● What the exercise asks:
Output the records below in full, word for word; pictures do not belong in it.
BEGIN Excerpted records
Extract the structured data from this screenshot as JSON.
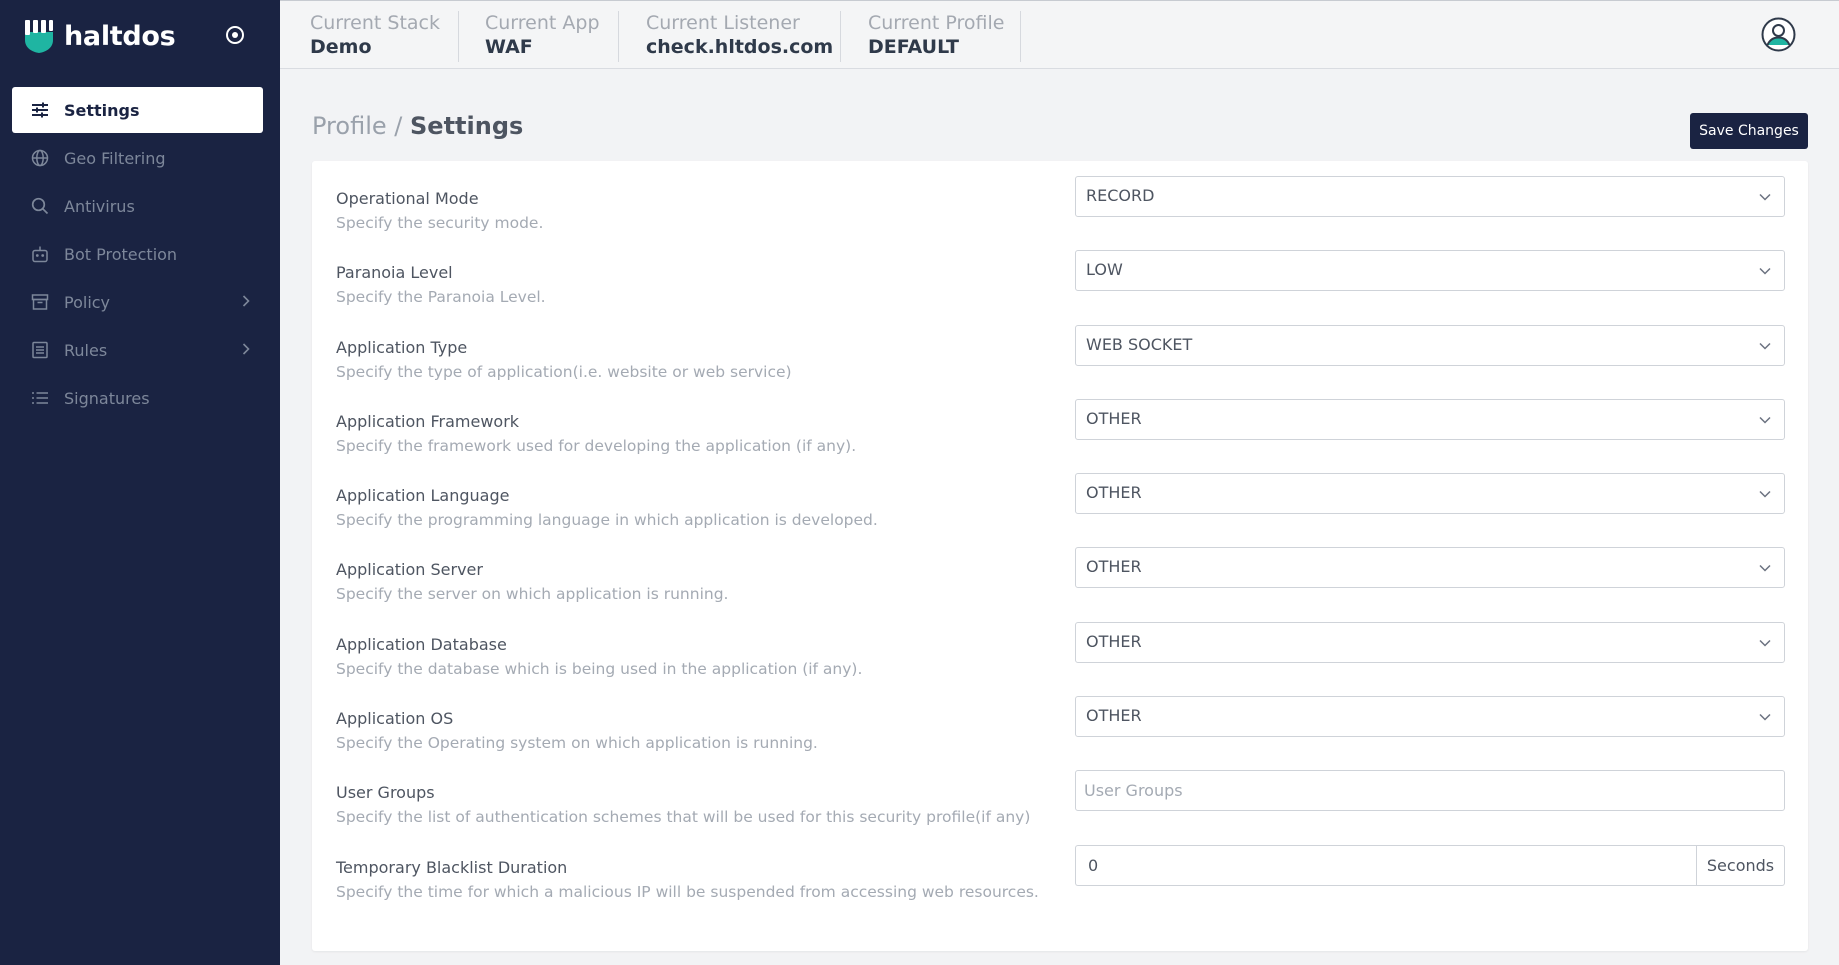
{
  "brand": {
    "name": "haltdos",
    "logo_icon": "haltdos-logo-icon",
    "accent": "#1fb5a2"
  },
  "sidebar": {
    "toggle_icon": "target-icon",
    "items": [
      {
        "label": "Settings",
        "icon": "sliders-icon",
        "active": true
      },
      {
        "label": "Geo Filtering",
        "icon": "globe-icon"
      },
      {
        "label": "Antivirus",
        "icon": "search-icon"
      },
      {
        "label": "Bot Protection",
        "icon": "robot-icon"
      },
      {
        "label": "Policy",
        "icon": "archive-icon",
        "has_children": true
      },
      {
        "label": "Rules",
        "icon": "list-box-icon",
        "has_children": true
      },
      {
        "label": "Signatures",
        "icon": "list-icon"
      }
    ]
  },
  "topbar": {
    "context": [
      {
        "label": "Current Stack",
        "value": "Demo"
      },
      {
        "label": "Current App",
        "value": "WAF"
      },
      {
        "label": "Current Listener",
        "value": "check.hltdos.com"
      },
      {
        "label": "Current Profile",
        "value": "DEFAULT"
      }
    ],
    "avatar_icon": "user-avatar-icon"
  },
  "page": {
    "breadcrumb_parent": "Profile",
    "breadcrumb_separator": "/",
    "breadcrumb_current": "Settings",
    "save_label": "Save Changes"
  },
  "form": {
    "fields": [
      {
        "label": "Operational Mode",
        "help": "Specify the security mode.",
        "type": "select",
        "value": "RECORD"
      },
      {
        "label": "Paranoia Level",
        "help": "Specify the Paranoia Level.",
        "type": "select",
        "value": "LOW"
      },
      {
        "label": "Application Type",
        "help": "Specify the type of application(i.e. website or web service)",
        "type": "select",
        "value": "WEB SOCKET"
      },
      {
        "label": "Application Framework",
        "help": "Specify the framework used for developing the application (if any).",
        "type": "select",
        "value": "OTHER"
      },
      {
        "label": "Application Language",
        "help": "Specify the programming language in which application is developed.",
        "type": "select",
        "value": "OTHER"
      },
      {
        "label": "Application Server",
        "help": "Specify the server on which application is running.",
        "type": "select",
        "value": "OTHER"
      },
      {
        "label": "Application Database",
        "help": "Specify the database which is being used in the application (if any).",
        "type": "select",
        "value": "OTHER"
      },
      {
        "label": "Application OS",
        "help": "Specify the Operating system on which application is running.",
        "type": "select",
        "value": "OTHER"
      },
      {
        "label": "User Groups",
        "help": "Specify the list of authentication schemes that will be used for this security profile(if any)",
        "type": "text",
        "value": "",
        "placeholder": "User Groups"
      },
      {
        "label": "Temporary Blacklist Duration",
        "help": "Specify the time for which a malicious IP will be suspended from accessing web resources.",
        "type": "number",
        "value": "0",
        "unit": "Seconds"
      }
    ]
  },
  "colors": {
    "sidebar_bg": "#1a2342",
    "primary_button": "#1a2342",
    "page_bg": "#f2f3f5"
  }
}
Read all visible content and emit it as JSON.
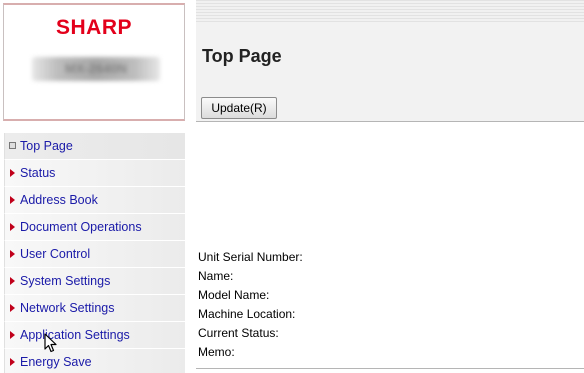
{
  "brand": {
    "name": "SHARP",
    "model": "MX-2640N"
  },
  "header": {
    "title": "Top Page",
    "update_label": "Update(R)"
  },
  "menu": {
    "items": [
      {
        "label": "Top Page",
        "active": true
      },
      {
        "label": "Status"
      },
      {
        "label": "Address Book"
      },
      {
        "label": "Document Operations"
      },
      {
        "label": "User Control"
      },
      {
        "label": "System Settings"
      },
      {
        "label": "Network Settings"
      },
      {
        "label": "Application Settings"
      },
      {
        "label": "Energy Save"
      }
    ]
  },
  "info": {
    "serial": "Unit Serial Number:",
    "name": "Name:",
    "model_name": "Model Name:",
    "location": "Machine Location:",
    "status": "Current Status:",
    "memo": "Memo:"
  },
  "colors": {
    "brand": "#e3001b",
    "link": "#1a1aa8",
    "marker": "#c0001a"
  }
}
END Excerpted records
● Answer to the exercise:
Extract the structured data from this screenshot as JSON.
{
  "brand": {
    "name": "haltdos",
    "logo_icon": "haltdos-logo-icon",
    "accent": "#1fb5a2"
  },
  "sidebar": {
    "toggle_icon": "target-icon",
    "items": [
      {
        "label": "Settings",
        "icon": "sliders-icon",
        "active": true
      },
      {
        "label": "Geo Filtering",
        "icon": "globe-icon"
      },
      {
        "label": "Antivirus",
        "icon": "search-icon"
      },
      {
        "label": "Bot Protection",
        "icon": "robot-icon"
      },
      {
        "label": "Policy",
        "icon": "archive-icon",
        "has_children": true
      },
      {
        "label": "Rules",
        "icon": "list-box-icon",
        "has_children": true
      },
      {
        "label": "Signatures",
        "icon": "list-icon"
      }
    ]
  },
  "topbar": {
    "context": [
      {
        "label": "Current Stack",
        "value": "Demo"
      },
      {
        "label": "Current App",
        "value": "WAF"
      },
      {
        "label": "Current Listener",
        "value": "check.hltdos.com"
      },
      {
        "label": "Current Profile",
        "value": "DEFAULT"
      }
    ],
    "avatar_icon": "user-avatar-icon"
  },
  "page": {
    "breadcrumb_parent": "Profile",
    "breadcrumb_separator": "/",
    "breadcrumb_current": "Settings",
    "save_label": "Save Changes"
  },
  "form": {
    "fields": [
      {
        "label": "Operational Mode",
        "help": "Specify the security mode.",
        "type": "select",
        "value": "RECORD"
      },
      {
        "label": "Paranoia Level",
        "help": "Specify the Paranoia Level.",
        "type": "select",
        "value": "LOW"
      },
      {
        "label": "Application Type",
        "help": "Specify the type of application(i.e. website or web service)",
        "type": "select",
        "value": "WEB SOCKET"
      },
      {
        "label": "Application Framework",
        "help": "Specify the framework used for developing the application (if any).",
        "type": "select",
        "value": "OTHER"
      },
      {
        "label": "Application Language",
        "help": "Specify the programming language in which application is developed.",
        "type": "select",
        "value": "OTHER"
      },
      {
        "label": "Application Server",
        "help": "Specify the server on which application is running.",
        "type": "select",
        "value": "OTHER"
      },
      {
        "label": "Application Database",
        "help": "Specify the database which is being used in the application (if any).",
        "type": "select",
        "value": "OTHER"
      },
      {
        "label": "Application OS",
        "help": "Specify the Operating system on which application is running.",
        "type": "select",
        "value": "OTHER"
      },
      {
        "label": "User Groups",
        "help": "Specify the list of authentication schemes that will be used for this security profile(if any)",
        "type": "text",
        "value": "",
        "placeholder": "User Groups"
      },
      {
        "label": "Temporary Blacklist Duration",
        "help": "Specify the time for which a malicious IP will be suspended from accessing web resources.",
        "type": "number",
        "value": "0",
        "unit": "Seconds"
      }
    ]
  },
  "colors": {
    "sidebar_bg": "#1a2342",
    "primary_button": "#1a2342",
    "page_bg": "#f2f3f5"
  }
}
Read all visible content and emit it as JSON.
{
  "brand": {
    "name": "SHARP",
    "model": "MX-2640N"
  },
  "header": {
    "title": "Top Page",
    "update_label": "Update(R)"
  },
  "menu": {
    "items": [
      {
        "label": "Top Page",
        "active": true
      },
      {
        "label": "Status"
      },
      {
        "label": "Address Book"
      },
      {
        "label": "Document Operations"
      },
      {
        "label": "User Control"
      },
      {
        "label": "System Settings"
      },
      {
        "label": "Network Settings"
      },
      {
        "label": "Application Settings"
      },
      {
        "label": "Energy Save"
      }
    ]
  },
  "info": {
    "serial": "Unit Serial Number:",
    "name": "Name:",
    "model_name": "Model Name:",
    "location": "Machine Location:",
    "status": "Current Status:",
    "memo": "Memo:"
  },
  "colors": {
    "brand": "#e3001b",
    "link": "#1a1aa8",
    "marker": "#c0001a"
  }
}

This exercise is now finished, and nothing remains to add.